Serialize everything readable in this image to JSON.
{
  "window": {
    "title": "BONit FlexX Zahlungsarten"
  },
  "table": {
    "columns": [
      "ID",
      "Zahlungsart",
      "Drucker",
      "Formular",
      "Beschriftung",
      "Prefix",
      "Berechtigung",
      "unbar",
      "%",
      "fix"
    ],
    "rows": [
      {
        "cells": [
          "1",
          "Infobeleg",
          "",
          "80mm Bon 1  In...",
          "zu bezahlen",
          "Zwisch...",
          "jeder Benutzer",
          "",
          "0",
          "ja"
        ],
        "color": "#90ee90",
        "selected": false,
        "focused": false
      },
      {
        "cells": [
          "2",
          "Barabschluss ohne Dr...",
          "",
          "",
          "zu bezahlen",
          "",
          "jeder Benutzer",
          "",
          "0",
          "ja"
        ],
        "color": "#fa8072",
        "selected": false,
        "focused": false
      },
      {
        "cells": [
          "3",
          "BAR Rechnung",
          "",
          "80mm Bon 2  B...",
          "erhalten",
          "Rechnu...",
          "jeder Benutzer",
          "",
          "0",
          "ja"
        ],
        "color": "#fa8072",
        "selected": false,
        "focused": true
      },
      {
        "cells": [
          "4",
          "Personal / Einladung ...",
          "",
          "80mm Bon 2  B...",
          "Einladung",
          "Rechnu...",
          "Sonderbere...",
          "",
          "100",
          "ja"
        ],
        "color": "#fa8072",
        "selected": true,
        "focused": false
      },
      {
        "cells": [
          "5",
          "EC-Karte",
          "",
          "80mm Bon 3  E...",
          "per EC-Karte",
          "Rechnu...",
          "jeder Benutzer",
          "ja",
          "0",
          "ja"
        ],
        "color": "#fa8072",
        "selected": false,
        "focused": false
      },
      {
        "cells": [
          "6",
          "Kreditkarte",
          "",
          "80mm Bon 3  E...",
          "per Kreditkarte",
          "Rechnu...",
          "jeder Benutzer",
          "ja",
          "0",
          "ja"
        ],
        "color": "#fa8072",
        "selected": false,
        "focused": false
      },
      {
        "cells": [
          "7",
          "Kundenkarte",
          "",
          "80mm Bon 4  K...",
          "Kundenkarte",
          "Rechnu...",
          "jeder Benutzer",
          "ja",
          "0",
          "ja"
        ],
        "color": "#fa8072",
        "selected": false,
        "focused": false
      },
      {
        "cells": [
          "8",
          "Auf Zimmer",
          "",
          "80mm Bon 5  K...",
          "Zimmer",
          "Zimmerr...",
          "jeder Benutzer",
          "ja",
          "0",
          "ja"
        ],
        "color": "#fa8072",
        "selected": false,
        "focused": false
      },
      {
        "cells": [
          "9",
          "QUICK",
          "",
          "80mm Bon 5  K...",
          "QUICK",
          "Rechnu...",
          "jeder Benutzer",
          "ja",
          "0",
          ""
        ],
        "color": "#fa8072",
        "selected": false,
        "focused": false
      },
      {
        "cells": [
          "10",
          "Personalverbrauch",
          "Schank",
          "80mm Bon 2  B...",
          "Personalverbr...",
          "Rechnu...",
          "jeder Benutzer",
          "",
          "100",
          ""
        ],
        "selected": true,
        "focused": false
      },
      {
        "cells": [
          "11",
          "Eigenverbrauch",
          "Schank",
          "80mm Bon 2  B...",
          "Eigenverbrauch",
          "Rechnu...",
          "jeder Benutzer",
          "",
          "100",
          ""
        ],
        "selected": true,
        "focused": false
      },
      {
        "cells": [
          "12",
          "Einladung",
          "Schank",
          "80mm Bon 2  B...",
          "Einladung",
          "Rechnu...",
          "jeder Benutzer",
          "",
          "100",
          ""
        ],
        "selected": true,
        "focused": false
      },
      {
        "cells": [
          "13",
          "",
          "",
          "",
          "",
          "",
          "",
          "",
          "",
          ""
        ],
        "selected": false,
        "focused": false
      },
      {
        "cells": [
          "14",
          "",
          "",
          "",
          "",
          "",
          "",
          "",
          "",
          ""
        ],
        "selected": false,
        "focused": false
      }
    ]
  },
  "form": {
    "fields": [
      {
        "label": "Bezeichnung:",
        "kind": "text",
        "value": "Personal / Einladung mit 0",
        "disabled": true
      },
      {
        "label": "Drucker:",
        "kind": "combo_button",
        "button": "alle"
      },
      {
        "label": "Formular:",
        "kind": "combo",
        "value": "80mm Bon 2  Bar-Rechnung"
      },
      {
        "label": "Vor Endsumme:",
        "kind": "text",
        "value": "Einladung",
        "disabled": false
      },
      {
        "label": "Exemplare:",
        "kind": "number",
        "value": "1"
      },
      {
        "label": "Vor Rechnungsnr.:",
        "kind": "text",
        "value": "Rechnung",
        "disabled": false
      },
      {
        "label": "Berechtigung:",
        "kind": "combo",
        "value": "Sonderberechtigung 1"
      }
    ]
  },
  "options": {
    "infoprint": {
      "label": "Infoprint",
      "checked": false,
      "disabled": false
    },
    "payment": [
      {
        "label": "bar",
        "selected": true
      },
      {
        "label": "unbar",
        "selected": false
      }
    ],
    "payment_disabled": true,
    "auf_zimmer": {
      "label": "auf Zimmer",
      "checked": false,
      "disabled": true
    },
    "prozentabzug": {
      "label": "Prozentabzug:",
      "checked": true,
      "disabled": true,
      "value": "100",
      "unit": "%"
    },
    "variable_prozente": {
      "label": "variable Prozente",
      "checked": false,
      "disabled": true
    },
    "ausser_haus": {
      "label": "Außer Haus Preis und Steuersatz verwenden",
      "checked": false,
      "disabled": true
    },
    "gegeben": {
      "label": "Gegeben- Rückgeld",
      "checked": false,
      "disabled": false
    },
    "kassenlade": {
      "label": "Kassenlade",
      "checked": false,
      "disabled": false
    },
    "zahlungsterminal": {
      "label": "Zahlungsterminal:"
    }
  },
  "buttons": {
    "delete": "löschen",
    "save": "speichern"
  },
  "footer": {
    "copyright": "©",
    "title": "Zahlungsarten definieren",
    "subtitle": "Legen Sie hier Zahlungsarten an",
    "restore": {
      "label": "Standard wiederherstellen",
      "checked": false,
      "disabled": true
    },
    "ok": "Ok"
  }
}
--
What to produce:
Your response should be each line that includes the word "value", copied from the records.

The answer:
        "value": "Personal / Einladung mit 0",
        "value": "80mm Bon 2  Bar-Rechnung"
        "value": "Einladung",
        "value": "1"
        "value": "Rechnung",
        "value": "Sonderberechtigung 1"
      "value": "100",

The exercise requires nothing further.